Top secret documents obtained by The Telegraph in Baghdad show that Russia provided Saddam Hussein’s regime with wide-ranging assistance in the months leading up to the war, including intelligence on private conversations between Tony Blair and other Western leaders.
Moscow also provided Saddam with lists of assassins available for “hits” in the West and details of arms deals to neighbouring countries. The two countries also signed agreements to share intelligence, help each other to “obtain” visas for agents to go to other countries and to exchange information on the activities of Osama bin Laden, the al-Qa’eda leader.
The documents detailing the extent of the links between Russia and Saddam were obtained from the heavily bombed headquarters of the Iraqi intelligence service in Baghdad yesterday.
The sprawling complex, which for years struck fear into Iraqis, has been the target of looters and ordinary Iraqis searching for information about relatives who disappeared during Saddam’s rule.
The documents, in Arabic, are mostly intelligence reports from anonymous agents and from the Iraqi embassy in Moscow. Tony Blair is referred to in a report dated March 5, 2002 and marked: “Subject – SECRET.” In the letter, an Iraqi intelligence official explains that a Russian colleague had passed him details of a private conversation between Mr Blair and Silvio Berlusconi, the Italian prime minister, at a meeting in Rome. The two had met for an annual summit on February 15, 2002, in Rome.
The document says that Mr Blair “referred to the negative things decided by the United States over Baghdad”. It adds that Mr Blair refused to engage in any military action in Iraq at that time because British forces were still in Afghanistan and that nothing could be done until after the new Kabul government had been set up.
It is not known how the Russians obtained such potentially sensitive information, but the revelation that Moscow passed it on to Baghdad is likely to have a devastating effect on relations between Britain and Russia and come as a personal blow to Mr Blair. The Prime Minister declared a “new era” in relations with President Putin when they met in Moscow in October 2001 in the aftermath of the World Trade Center attacks.
In spite of warnings by the British intelligence and security services of increasing Russian espionage in the West, Mr Blair fostered closer relations with Mr Putin, visiting his family dacha near Moscow, supporting the Russians in their war in Chechnya, and arranging for the Russian president to have tea with the Queen.
Mr Blair was surprised and dismayed when Mr Putin joined France in threatening to veto the American and British resolution on Iraq in the UN, but continued to differentiate between President Putin and President Jacques Chirac.
The Prime Minister refused to join the French, German and Russian leaders in their summit on Iraq this weekend, but still regarded Mr Putin as an ally in global politics.
The list of assassins is referred to in a paper dated November 27, 2000. In it, an agent signing himself “SAB” says that the Russians have passed him a detailed list of killers.
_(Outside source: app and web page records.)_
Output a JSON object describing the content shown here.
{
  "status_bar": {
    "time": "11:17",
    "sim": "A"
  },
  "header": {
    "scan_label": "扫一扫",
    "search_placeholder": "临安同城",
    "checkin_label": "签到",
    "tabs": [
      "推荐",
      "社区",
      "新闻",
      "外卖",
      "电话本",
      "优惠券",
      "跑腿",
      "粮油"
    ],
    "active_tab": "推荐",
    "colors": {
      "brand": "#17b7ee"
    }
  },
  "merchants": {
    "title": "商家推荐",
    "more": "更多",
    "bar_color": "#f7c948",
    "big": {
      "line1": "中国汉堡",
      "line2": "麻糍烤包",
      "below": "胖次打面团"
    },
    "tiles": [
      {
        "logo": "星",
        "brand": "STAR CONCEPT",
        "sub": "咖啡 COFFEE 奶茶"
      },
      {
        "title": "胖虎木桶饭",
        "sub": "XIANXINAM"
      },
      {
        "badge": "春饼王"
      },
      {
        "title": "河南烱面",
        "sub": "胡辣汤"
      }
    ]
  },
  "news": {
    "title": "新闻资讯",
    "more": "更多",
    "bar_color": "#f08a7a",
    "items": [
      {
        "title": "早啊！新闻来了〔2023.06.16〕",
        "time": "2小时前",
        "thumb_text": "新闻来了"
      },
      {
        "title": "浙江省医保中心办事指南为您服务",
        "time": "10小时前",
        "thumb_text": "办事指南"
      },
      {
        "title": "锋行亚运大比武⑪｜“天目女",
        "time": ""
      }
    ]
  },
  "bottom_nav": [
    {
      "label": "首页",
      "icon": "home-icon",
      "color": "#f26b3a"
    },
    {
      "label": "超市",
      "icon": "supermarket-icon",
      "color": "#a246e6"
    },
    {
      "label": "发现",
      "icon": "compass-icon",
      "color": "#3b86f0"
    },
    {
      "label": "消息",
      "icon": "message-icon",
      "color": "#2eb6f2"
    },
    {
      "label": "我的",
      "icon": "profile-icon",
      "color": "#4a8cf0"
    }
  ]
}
The letter does not describe any assignments that the assassins might be given but it indicates just how much Moscow was prepared to share with Baghdad. Another document, dated March 12, 2002, appears to confirm that Saddam had developed, or was developing nuclear weapons. The Russians warned Baghdad that if it refused to comply with the United Nations then that would give the United States “a cause to destroy any nuclear weapons”.
A letter from the Iraqi embassy in Moscow shows that Russia kept Iraq informed about its arms deals with other countries in the Middle East. Correspondence, dated January 27, 2000, informed Baghdad that in 1999 Syria bought rockets from Russia in two separate batches valued at $65 million (£41 million) and $73 million (£46 million). It also says that Egypt bought surface-to-air missiles from Russia and that Kuwait – Saddam’s old enemy – wanted to buy Russian arms to the value of $1 billion. The Russians also informed Iraq that China had bought military aircraft from Russia and Israel at the end of 1999.
Moscow also passed on information of Russians who could help Iraqi politicians obtain visas to go to many Western countries.
The name of Osama bin Laden appears in a number of Russian reports. Several give details of his support for the rebels in Chechnya. They say bin Laden had built two training camps in Afghanistan, near the Iranian border, to train mujahideen fighters for Russia’s rebel republic. The camps could each hold 300 fighters, who were all funded by bin Laden.
Training materials found at the complex give insight into the Iraqi intelligence gathering methods. One certificate shows that a Rashid Jassim had passed an advance course in lock-picking.
Other papers found at the headquarters include reports on the succession in Saudi Arabia and on US-Yemen relations.
The intimate relationship between Baghdad and Moscow is further illustrated by copies of Christmas cards – in the Christian tradition – sent by Taher Jalil Habosh, the head of the Iraqi intelligence service, to his Kremlin counterpart.
Russia has been a key ally of Baghdad since the 1970s and was one of Saddam’s main arms suppliers. The Iraqis are understood to owe Moscow more than £8 billion for arms shipments. Russian oil companies had longed to forge links with Saddam Hussein to help develop Iraq’s vast oil reserves.